**Your instructions:**
Check every line of the entries for the string "First" and return the ones that contain it.

**Material for the task:**
________________

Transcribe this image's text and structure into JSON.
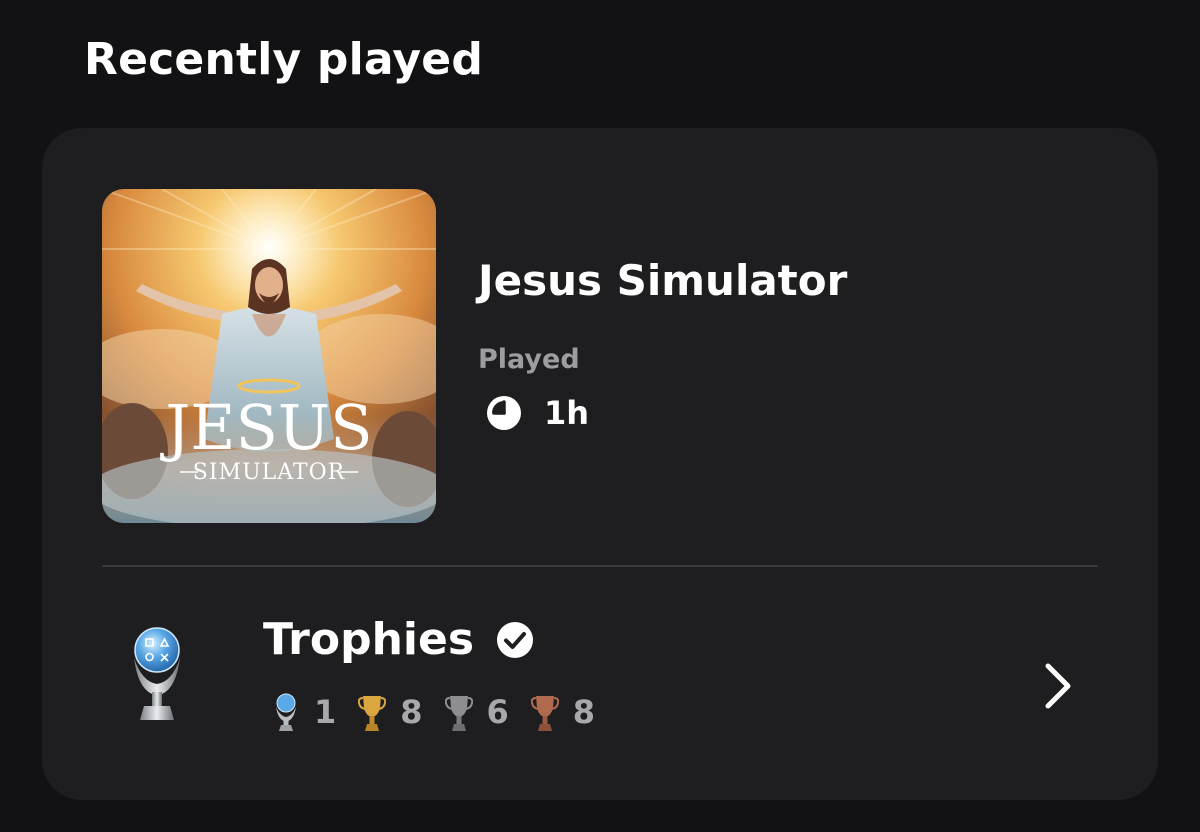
{
  "section": {
    "title": "Recently played"
  },
  "game": {
    "title": "Jesus Simulator",
    "cover_logo_line1": "JESUS",
    "cover_logo_line2": "SIMULATOR",
    "played_label": "Played",
    "playtime": "1h",
    "clock_icon": "clock-icon"
  },
  "trophies": {
    "label": "Trophies",
    "completed_icon": "check-circle-icon",
    "icon": "platinum-trophy-icon",
    "platinum": "1",
    "gold": "8",
    "silver": "6",
    "bronze": "8",
    "chevron_icon": "chevron-right-icon"
  },
  "colors": {
    "background": "#121214",
    "card": "#1e1e20",
    "muted_text": "#9d9da1",
    "gold": "#d9a640",
    "silver": "#8e8e92",
    "bronze": "#b06a4e",
    "platinum": "#6fb6ea"
  }
}
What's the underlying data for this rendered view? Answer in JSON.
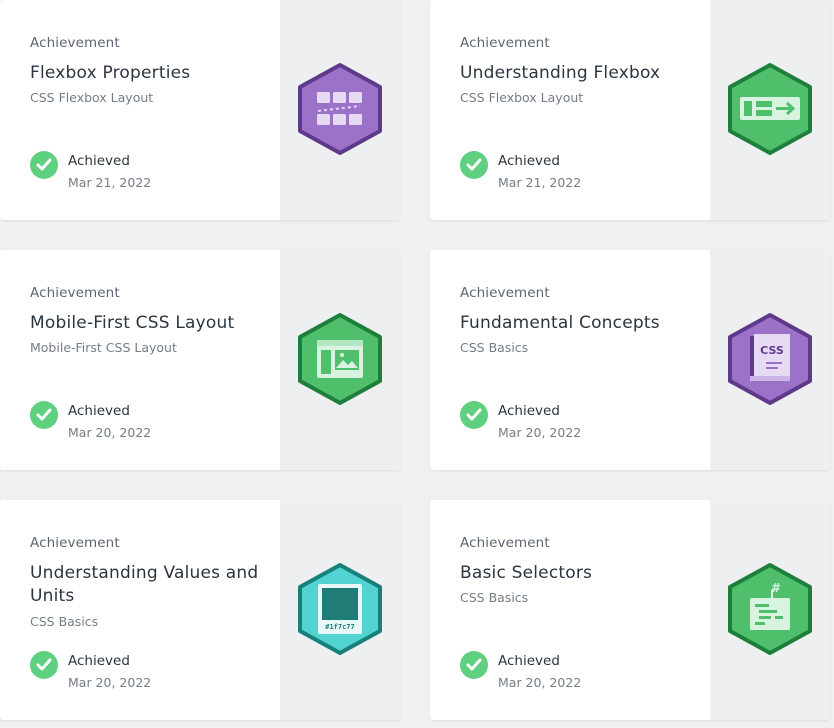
{
  "achievements": [
    {
      "kicker": "Achievement",
      "title": "Flexbox Properties",
      "course": "CSS Flexbox Layout",
      "status": "Achieved",
      "date": "Mar 21, 2022",
      "badge_icon": "flexbox-grid-icon",
      "badge_color": "#9b72c8"
    },
    {
      "kicker": "Achievement",
      "title": "Understanding Flexbox",
      "course": "CSS Flexbox Layout",
      "status": "Achieved",
      "date": "Mar 21, 2022",
      "badge_icon": "flex-arrow-icon",
      "badge_color": "#4fbf6c"
    },
    {
      "kicker": "Achievement",
      "title": "Mobile-First CSS Layout",
      "course": "Mobile-First CSS Layout",
      "status": "Achieved",
      "date": "Mar 20, 2022",
      "badge_icon": "layout-window-icon",
      "badge_color": "#4fbf6c"
    },
    {
      "kicker": "Achievement",
      "title": "Fundamental Concepts",
      "course": "CSS Basics",
      "status": "Achieved",
      "date": "Mar 20, 2022",
      "badge_icon": "css-book-icon",
      "badge_color": "#9b72c8"
    },
    {
      "kicker": "Achievement",
      "title": "Understanding Values and Units",
      "course": "CSS Basics",
      "status": "Achieved",
      "date": "Mar 20, 2022",
      "badge_icon": "color-swatch-icon",
      "badge_color": "#52d2d0",
      "badge_text": "#1f7c77"
    },
    {
      "kicker": "Achievement",
      "title": "Basic Selectors",
      "course": "CSS Basics",
      "status": "Achieved",
      "date": "Mar 20, 2022",
      "badge_icon": "selector-hash-icon",
      "badge_color": "#4fbf6c"
    }
  ]
}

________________

**Answer area:**
      "title": "Mobile-First CSS Layout",
      "course": "Mobile-First CSS Layout",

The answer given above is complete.